A highlight will be the installation of a 7.5MW Enercon machine - currently the world's largest turbine - in Burgenland later this year.
The new activity follows a subdued 2010 when only 16MW of new capacity was installed, bringing the country's total to just over 1GW - with 625 turbines generating 4% of Austria's total electricity. The previous two years had been even worse, with no new installations in 2009 and just 14MW in 2008. Unsupportive legislation introduced in 2006 has practically stalled the sector.
A new eco-electricity act in 2009 remedied the situation slightly, leading to some new installations. The remaining problems, IG Windkraft anticipates, will be at least partially resolved with a revision of the act expected to pass parliament by June.
One significant hurdle has been an annual EUR21 million cap on renewables support, EUR18.9 of which is earmarked for wind, biogas and biomass. In 2010, just 90MW of wind capacity was allocated funds for the feed-in tariff (FIT) by the relevant government authority Oemag. Currently, applications for a total 600MW of wind energy are lodged with Oemag to receive the tariff, with an application for another 140MW in the pipeline, depending on the outcome of a legal dispute. All in all, the support funds for all renewables are already accounted for up to 2015, says IG Windkraft.
Some wind farms have contracts with Oemag granting them the FIT, but cannot progress to implementation until 2012-13 because the transmission grid needs strengthening first. If these are not commissioned within two years, a new application must be made.

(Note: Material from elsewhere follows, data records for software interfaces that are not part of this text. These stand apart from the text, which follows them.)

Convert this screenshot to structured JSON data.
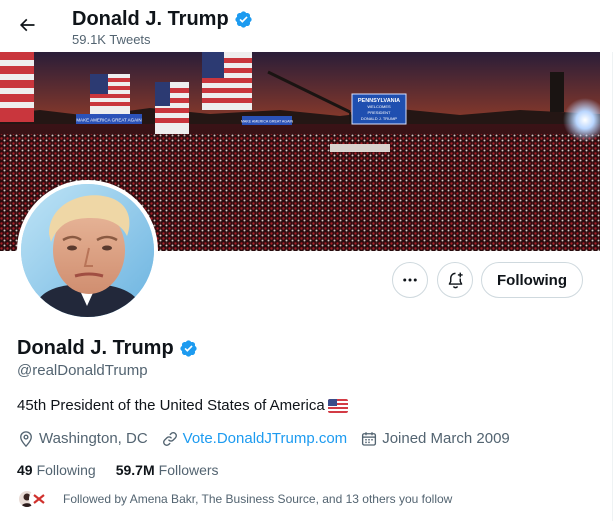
{
  "header": {
    "name": "Donald J. Trump",
    "tweet_count": "59.1K Tweets"
  },
  "banner": {
    "signs": [
      "MAKE AMERICA GREAT AGAIN",
      "MAKE AMERICA GREAT AGAIN"
    ],
    "screen_text": [
      "PENNSYLVANIA",
      "WELCOMES",
      "PRESIDENT",
      "DONALD J. TRUMP"
    ]
  },
  "actions": {
    "more_icon": "ellipsis-icon",
    "notify_icon": "bell-plus-icon",
    "following_label": "Following"
  },
  "profile": {
    "name": "Donald J. Trump",
    "handle": "@realDonaldTrump",
    "bio": "45th President of the United States of America",
    "bio_emoji": "us-flag-icon",
    "location": "Washington, DC",
    "website": "Vote.DonaldJTrump.com",
    "joined": "Joined March 2009",
    "following_count": "49",
    "following_label": "Following",
    "followers_count": "59.7M",
    "followers_label": "Followers",
    "followed_by": "Followed by Amena Bakr, The Business Source, and 13 others you follow"
  },
  "colors": {
    "accent": "#1d9bf0",
    "verified": "#1d9bf0",
    "text_primary": "#0f1419",
    "text_secondary": "#536471",
    "border": "#cfd9de"
  }
}
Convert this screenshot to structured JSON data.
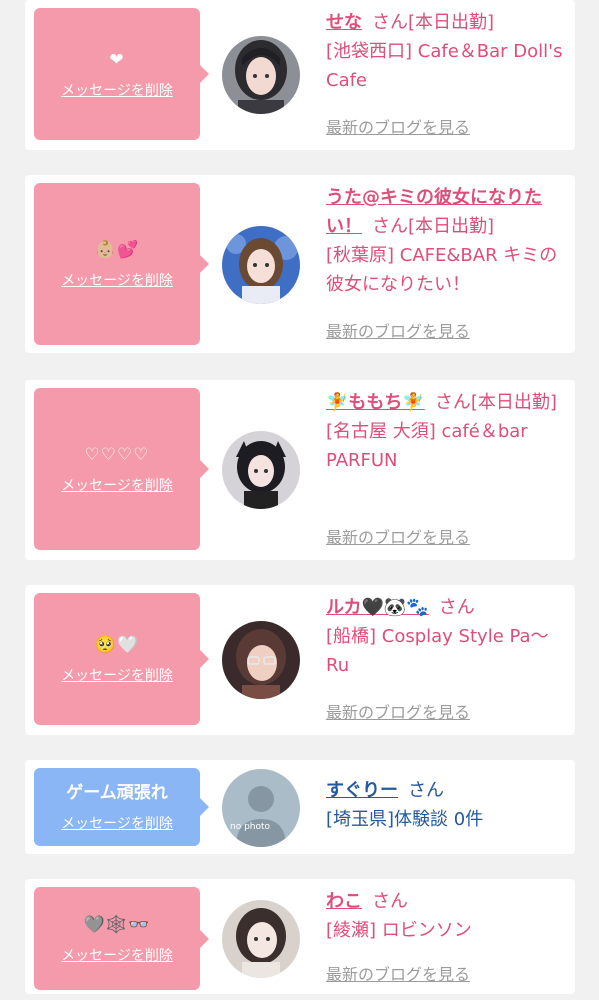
{
  "messages": [
    {
      "message": "❤",
      "delete_label": "メッセージを削除",
      "avatar": "girl-photo-1",
      "name": "せな",
      "suffix": "さん[本日出勤]",
      "shop": "[池袋西口] Cafe＆Bar Doll's Cafe",
      "blog_label": "最新のブログを見る"
    },
    {
      "message": "👶🏼💕",
      "delete_label": "メッセージを削除",
      "avatar": "girl-photo-2",
      "name": "うた@キミの彼女になりたい！",
      "suffix": "さん[本日出勤]",
      "shop": "[秋葉原] CAFE&BAR キミの彼女になりたい！",
      "blog_label": "最新のブログを見る"
    },
    {
      "message": "♡♡♡♡",
      "delete_label": "メッセージを削除",
      "avatar": "girl-photo-3",
      "name": "🧚ももち🧚",
      "suffix": "さん[本日出勤]",
      "shop": "[名古屋 大須] café＆bar PARFUN",
      "blog_label": "最新のブログを見る"
    },
    {
      "message": "🥺🤍",
      "delete_label": "メッセージを削除",
      "avatar": "girl-photo-4",
      "name": "ルカ🖤🐼🐾",
      "suffix": "さん",
      "shop": "[船橋] Cosplay Style Pa～Ru",
      "blog_label": "最新のブログを見る"
    },
    {
      "message": "ゲーム頑張れ",
      "delete_label": "メッセージを削除",
      "avatar": "no-photo-placeholder",
      "avatar_text": "no photo",
      "name": "すぐりー",
      "suffix": "さん",
      "shop": "[埼玉県]体験談 0件"
    },
    {
      "message": "🩶🕸️👓",
      "delete_label": "メッセージを削除",
      "avatar": "girl-photo-6",
      "name": "わこ",
      "suffix": "さん",
      "shop": "[綾瀬] ロビンソン",
      "blog_label": "最新のブログを見る"
    }
  ],
  "colors": {
    "pink_bubble": "#f59aaa",
    "blue_bubble": "#8ab6f5",
    "pink_text": "#de4e78",
    "blue_text": "#245a9c",
    "blog_link": "#9c9c9c"
  }
}
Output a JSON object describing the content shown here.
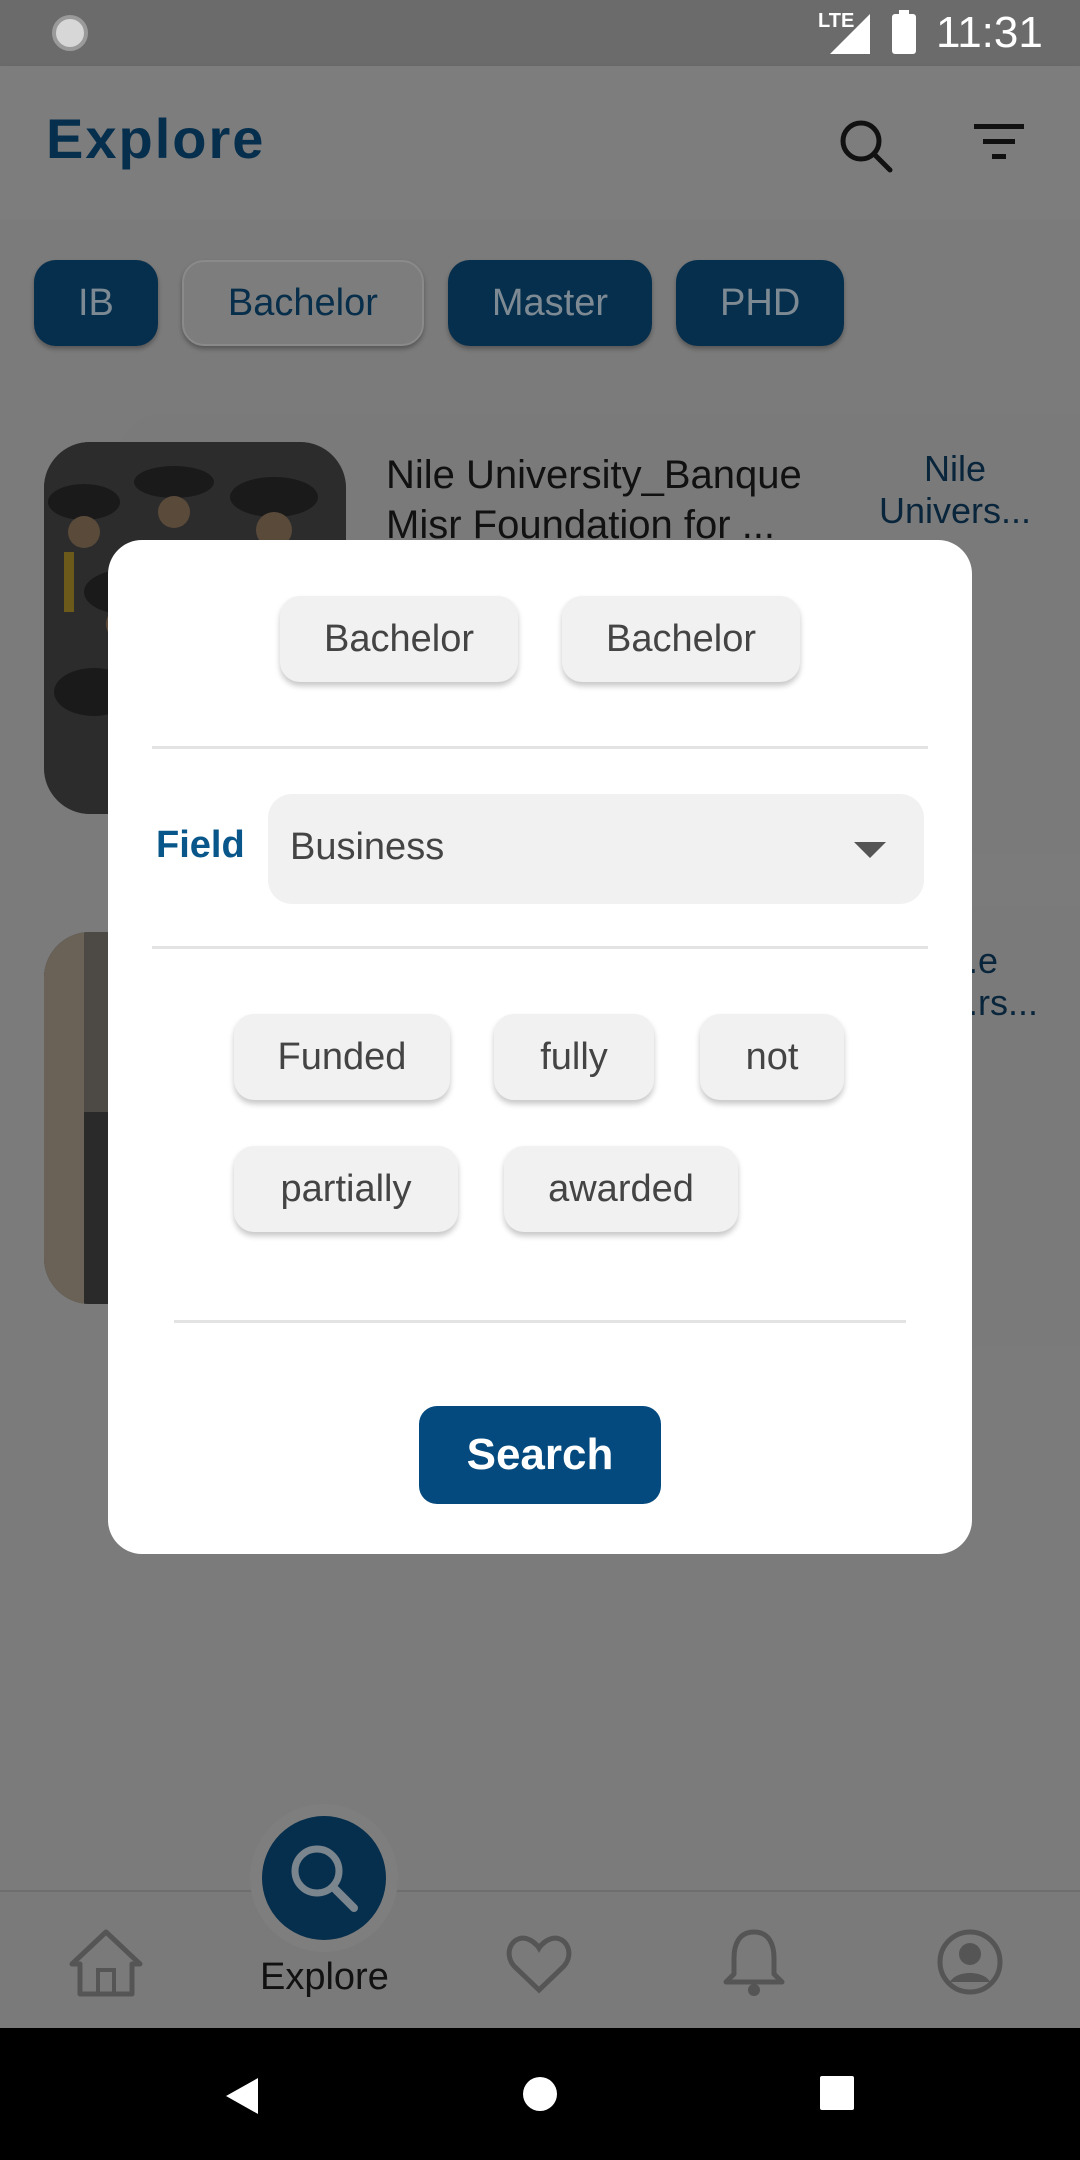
{
  "status_bar": {
    "network": "LTE",
    "time": "11:31"
  },
  "app_bar": {
    "title": "Explore",
    "icons": [
      "search-icon",
      "filter-icon"
    ]
  },
  "level_chips": [
    {
      "label": "IB",
      "selected": true
    },
    {
      "label": "Bachelor",
      "selected": false
    },
    {
      "label": "Master",
      "selected": true
    },
    {
      "label": "PHD",
      "selected": true
    }
  ],
  "cards": [
    {
      "title": "Nile University_Banque Misr Foundation for ...",
      "university": "Nile Univers..."
    },
    {
      "title": "",
      "university": "...e ...rs..."
    }
  ],
  "dialog": {
    "level_options": [
      "Bachelor",
      "Bachelor"
    ],
    "field_label": "Field",
    "field_value": "Business",
    "funding_options": [
      "Funded",
      "fully",
      "not",
      "partially",
      "awarded"
    ],
    "search_label": "Search"
  },
  "bottom_nav": {
    "items": [
      "home-icon",
      "search-icon",
      "heart-icon",
      "bell-icon",
      "account-icon"
    ],
    "active_label": "Explore"
  },
  "colors": {
    "primary": "#062f4d",
    "accent_blue": "#044a7e",
    "scrim": "#7b7b7b"
  }
}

Other projects that are ready to install and have network capacity available cannot progress because they are too far down the Oemag first-come first-served list of projects to get allocation of feed-in tariff funding.
An additional difficulty for the wind market is the uncertainty that derives from the level of the FIT being renewed every year.